• **Your instructions**: The answer must be the lines from the one that holds "Serialize everything readable" through the final line of the data, copied exactly, with no pictures.

··· Information given

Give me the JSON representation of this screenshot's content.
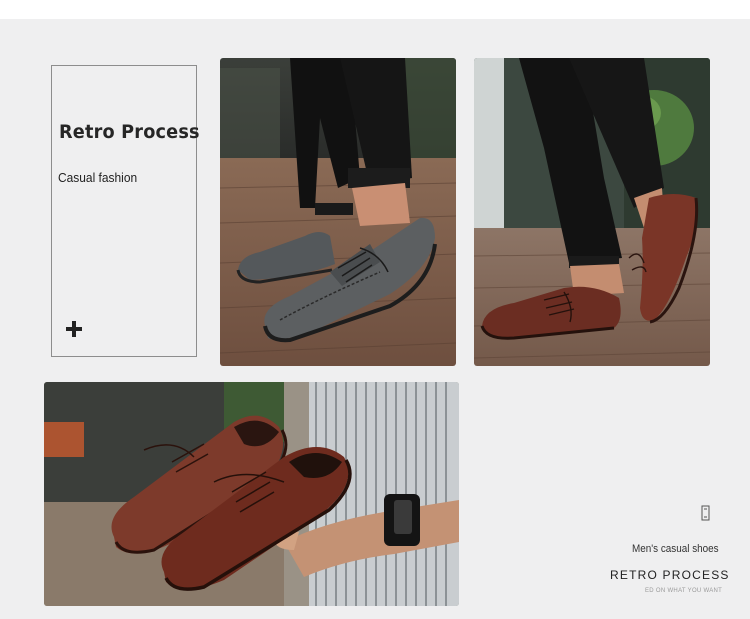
{
  "card": {
    "headline": "Retro Process",
    "subtitle": "Casual fashion",
    "icon": "plus-icon"
  },
  "photos": [
    {
      "subject": "grey leather lace-up loafers worn on wooden deck"
    },
    {
      "subject": "brown leather lace-up loafers worn on wooden deck"
    },
    {
      "subject": "hand holding a pair of brown leather loafers"
    }
  ],
  "caption": {
    "icon": "tag-outline-icon",
    "line1": "Men's casual shoes",
    "line2": "RETRO PROCESS",
    "line3": "ED ON WHAT YOU WANT"
  },
  "colors": {
    "panel_bg": "#efeff0",
    "text": "#222222",
    "grey_leather": "#5c5f61",
    "brown_leather": "#6b2d22"
  }
}
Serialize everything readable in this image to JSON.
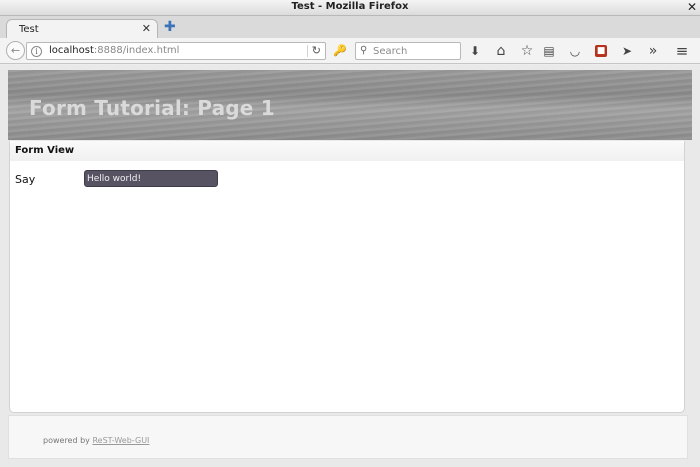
{
  "window": {
    "title": "Test - Mozilla Firefox",
    "close_glyph": "✕"
  },
  "tabs": [
    {
      "title": "Test",
      "close_glyph": "✕"
    }
  ],
  "new_tab_glyph": "✚",
  "nav": {
    "url_host": "localhost",
    "url_rest": ":8888/index.html",
    "search_placeholder": "Search"
  },
  "icons": {
    "back": "←",
    "info": "i",
    "reload": "↻",
    "extra": "🔑",
    "search": "⚲",
    "download": "⬇",
    "home": "⌂",
    "bookmark": "☆",
    "reader": "▤",
    "pocket": "◡",
    "addon": "■",
    "send": "➤",
    "overflow": "»",
    "menu": "≡"
  },
  "page": {
    "banner_title": "Form Tutorial: Page 1",
    "panel_title": "Form View",
    "form": {
      "label": "Say",
      "value": "Hello world!"
    },
    "footer": {
      "prefix": "powered by ",
      "link": "ReST-Web-GUI"
    }
  },
  "colors": {
    "banner": "#919191",
    "input_bg": "#575363",
    "link": "#999999"
  }
}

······

• **Written response**:
Serialize everything readable in this image to JSON.
{
  "window": {
    "title": "Test - Mozilla Firefox",
    "close_glyph": "✕"
  },
  "tabs": [
    {
      "title": "Test",
      "close_glyph": "✕"
    }
  ],
  "new_tab_glyph": "✚",
  "nav": {
    "url_host": "localhost",
    "url_rest": ":8888/index.html",
    "search_placeholder": "Search"
  },
  "icons": {
    "back": "←",
    "info": "i",
    "reload": "↻",
    "extra": "🔑",
    "search": "⚲",
    "download": "⬇",
    "home": "⌂",
    "bookmark": "☆",
    "reader": "▤",
    "pocket": "◡",
    "addon": "■",
    "send": "➤",
    "overflow": "»",
    "menu": "≡"
  },
  "page": {
    "banner_title": "Form Tutorial: Page 1",
    "panel_title": "Form View",
    "form": {
      "label": "Say",
      "value": "Hello world!"
    },
    "footer": {
      "prefix": "powered by ",
      "link": "ReST-Web-GUI"
    }
  },
  "colors": {
    "banner": "#919191",
    "input_bg": "#575363",
    "link": "#999999"
  }
}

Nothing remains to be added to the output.